This talk will present a reassessment of the place of witchcraft accusations in the history of early modern sexual transgression. This event is organised in collaboration with the Early Modern and Eighteenth Century Centre at the University of Warwick (https://warwick.ac.uk/fac/arts/history/ecc/).
Due to the original, internal event at the University of Warwick (see details below) gaining a massive amount of popularity, the organisers have made the decision to change the format slightly to ensure as many of you can see the talk as possible.
Dr. Kit Heyam will be pre-recording a video that will be going live around the 25th November (date forthcoming). This video will then be broadcast through queer/disrupt's Facebook Live and Kit will be available during this broadcast to answer questions that you might have about the talk. These questions will be moderated and we will update with details of how this Q&A session will work closer to the time.
If you miss this Facebook Live, the video will be available to watch afterwards via Facebook and via queer/disrupt's YouTube channel.
For those based at the University of Warwick, there will be a discussion session with Kit on the 25th November (4:30-6pm BST) via Teams and details for this will be released internally. Aidan Norrie will be a respondant for this session.
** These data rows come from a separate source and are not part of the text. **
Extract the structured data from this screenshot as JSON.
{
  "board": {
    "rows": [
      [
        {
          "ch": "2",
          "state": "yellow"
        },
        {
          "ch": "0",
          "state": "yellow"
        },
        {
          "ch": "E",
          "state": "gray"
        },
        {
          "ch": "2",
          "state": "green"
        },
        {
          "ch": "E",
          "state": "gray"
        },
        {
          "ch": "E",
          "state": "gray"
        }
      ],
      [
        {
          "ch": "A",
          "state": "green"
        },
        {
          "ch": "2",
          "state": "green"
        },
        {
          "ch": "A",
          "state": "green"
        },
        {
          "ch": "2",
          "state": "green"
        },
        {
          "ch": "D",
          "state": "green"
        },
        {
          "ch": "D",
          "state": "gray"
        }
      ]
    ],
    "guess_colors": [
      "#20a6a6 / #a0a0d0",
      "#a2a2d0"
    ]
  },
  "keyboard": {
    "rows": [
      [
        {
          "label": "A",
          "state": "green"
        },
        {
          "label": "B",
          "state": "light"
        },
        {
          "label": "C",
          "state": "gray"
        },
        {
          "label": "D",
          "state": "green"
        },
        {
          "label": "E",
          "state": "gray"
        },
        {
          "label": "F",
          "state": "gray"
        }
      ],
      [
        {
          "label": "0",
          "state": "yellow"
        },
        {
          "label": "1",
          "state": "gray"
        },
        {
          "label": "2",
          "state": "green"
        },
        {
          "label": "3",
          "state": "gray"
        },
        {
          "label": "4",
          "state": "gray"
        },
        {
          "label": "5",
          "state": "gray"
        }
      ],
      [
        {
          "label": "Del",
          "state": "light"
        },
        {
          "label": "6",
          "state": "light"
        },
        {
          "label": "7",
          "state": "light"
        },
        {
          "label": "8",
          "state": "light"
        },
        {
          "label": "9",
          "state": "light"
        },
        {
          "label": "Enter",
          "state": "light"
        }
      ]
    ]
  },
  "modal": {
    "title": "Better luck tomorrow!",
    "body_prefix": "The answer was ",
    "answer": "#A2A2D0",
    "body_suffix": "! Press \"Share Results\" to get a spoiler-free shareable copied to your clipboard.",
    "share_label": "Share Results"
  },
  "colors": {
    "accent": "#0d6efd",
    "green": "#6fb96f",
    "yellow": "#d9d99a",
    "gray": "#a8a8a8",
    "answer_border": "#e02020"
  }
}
If you have any questions about either event, please email firstname.lastname@example.org.
This paper presents a reassessment of the place of witchcraft accusations in the history of early modern sexual transgression. While it is well known that witchcraft was collocated with sexually transgressive behaviour (as well as with related crimes such as heresy) in medieval and early modern European thought, Kit Heyam argues for the concurrent development of an overlooked paradigm that used witchcraft as a retrospective excuse for transgressive sexual and emotional attraction. Drawing on the findings of their monograph, The Reputation of Edward II, c. 1305-1697: A Literary Transformation of History (Amsterdam University Press, 19/10/20), alongside the contemporary discourse surrounding intimate royal favourites in England and France, they demonstrate that early modern commentators used the discourse of bewitchment as a strategy to negotiate the problem of monarchs’ and others’ unwise, inexplicable or transgressive sexual and emotional attraction. Their paper traces the extent of this strategy, from same-sex attraction to interracial attraction – as well as the scepticism that the convenient ‘bewitchment excuse’ quickly attracted.